EXERCISE INPUT START

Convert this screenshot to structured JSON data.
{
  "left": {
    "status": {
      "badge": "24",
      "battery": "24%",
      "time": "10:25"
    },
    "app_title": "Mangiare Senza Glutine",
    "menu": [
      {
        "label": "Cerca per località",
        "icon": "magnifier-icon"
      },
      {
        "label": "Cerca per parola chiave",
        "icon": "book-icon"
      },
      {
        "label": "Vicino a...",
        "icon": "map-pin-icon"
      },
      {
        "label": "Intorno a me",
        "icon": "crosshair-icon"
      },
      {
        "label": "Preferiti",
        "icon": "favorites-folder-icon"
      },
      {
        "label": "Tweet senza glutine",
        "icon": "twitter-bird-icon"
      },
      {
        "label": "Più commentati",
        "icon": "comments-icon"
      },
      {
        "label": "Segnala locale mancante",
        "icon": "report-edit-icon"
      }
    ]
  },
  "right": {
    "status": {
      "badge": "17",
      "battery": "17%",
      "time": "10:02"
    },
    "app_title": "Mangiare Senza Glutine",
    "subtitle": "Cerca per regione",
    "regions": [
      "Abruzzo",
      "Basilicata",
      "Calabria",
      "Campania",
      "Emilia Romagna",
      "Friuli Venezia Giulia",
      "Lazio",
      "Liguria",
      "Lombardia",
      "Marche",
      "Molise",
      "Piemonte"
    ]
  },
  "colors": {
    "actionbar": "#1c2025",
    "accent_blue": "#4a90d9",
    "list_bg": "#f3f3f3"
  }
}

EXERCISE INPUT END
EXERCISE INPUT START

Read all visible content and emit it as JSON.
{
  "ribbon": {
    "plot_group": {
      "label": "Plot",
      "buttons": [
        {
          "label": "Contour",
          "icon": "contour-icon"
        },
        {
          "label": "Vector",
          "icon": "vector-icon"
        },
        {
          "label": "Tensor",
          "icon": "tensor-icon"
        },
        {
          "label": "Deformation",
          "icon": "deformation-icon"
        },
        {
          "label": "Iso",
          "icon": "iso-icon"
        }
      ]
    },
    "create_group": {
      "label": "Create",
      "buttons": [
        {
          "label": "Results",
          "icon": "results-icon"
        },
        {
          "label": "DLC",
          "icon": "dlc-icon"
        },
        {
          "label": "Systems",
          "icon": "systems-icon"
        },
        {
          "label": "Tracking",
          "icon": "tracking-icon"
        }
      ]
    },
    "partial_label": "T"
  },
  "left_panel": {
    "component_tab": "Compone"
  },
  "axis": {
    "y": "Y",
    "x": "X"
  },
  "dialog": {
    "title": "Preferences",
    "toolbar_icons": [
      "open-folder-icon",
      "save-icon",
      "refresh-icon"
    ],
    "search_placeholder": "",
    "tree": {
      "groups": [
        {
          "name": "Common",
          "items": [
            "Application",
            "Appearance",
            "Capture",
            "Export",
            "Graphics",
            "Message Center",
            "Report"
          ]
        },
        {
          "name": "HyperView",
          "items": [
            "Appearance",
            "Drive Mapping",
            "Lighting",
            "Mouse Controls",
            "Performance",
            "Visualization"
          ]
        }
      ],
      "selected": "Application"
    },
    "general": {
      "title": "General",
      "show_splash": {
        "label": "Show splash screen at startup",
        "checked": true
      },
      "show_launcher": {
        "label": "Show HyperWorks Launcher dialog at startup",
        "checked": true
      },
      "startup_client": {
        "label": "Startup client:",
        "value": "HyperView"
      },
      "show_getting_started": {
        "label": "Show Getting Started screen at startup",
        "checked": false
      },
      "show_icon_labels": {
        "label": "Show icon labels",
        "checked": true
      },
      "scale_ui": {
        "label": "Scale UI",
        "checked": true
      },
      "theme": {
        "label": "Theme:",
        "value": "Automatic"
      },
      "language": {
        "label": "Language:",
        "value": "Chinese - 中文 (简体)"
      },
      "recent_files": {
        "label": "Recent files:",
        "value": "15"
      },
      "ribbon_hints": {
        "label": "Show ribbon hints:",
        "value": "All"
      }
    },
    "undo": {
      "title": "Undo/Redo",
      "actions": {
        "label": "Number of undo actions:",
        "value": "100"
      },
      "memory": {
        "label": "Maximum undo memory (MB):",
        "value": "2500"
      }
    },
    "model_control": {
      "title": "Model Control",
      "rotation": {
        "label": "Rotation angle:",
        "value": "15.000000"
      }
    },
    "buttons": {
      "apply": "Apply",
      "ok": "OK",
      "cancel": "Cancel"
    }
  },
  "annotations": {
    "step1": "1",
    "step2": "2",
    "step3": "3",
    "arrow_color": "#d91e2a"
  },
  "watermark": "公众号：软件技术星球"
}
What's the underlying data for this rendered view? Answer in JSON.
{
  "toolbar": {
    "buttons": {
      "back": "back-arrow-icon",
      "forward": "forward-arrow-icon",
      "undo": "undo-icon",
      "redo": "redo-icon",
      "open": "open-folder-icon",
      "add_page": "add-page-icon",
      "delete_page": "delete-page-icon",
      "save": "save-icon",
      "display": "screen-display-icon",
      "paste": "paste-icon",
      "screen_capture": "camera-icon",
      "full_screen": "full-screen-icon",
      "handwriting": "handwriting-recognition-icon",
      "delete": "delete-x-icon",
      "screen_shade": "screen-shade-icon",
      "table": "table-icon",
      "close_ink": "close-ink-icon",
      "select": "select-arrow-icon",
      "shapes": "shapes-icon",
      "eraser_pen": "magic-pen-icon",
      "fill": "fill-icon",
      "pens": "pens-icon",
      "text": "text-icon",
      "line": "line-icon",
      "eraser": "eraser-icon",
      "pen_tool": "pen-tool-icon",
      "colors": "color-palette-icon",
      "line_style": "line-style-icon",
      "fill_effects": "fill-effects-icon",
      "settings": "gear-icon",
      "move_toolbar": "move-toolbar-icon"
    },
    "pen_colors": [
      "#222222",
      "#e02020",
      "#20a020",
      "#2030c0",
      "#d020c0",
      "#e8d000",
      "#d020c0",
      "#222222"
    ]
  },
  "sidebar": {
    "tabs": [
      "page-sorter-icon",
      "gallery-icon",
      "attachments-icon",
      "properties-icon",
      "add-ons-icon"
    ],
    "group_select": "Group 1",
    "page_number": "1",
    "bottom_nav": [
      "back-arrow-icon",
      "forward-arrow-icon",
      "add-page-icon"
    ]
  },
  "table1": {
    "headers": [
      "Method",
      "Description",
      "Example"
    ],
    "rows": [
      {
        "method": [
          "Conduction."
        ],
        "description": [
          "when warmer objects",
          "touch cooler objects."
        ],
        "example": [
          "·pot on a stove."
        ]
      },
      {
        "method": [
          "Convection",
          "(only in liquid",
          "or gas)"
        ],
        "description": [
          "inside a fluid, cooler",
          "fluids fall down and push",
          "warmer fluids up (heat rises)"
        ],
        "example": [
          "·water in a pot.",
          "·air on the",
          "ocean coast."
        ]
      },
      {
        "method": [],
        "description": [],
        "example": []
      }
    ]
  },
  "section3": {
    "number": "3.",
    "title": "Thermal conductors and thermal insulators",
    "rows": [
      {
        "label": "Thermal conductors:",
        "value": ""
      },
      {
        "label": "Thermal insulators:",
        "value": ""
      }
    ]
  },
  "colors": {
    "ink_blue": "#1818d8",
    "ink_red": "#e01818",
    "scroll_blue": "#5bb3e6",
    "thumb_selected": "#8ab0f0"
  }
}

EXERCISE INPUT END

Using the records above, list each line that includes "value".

        "value": "HyperView"
        "value": "Automatic"
        "value": "Chinese - 中文 (简体)"
        "value": "15"
        "value": "All"
        "value": "100"
        "value": "2500"
        "value": "15.000000"
        "value": ""
        "value": ""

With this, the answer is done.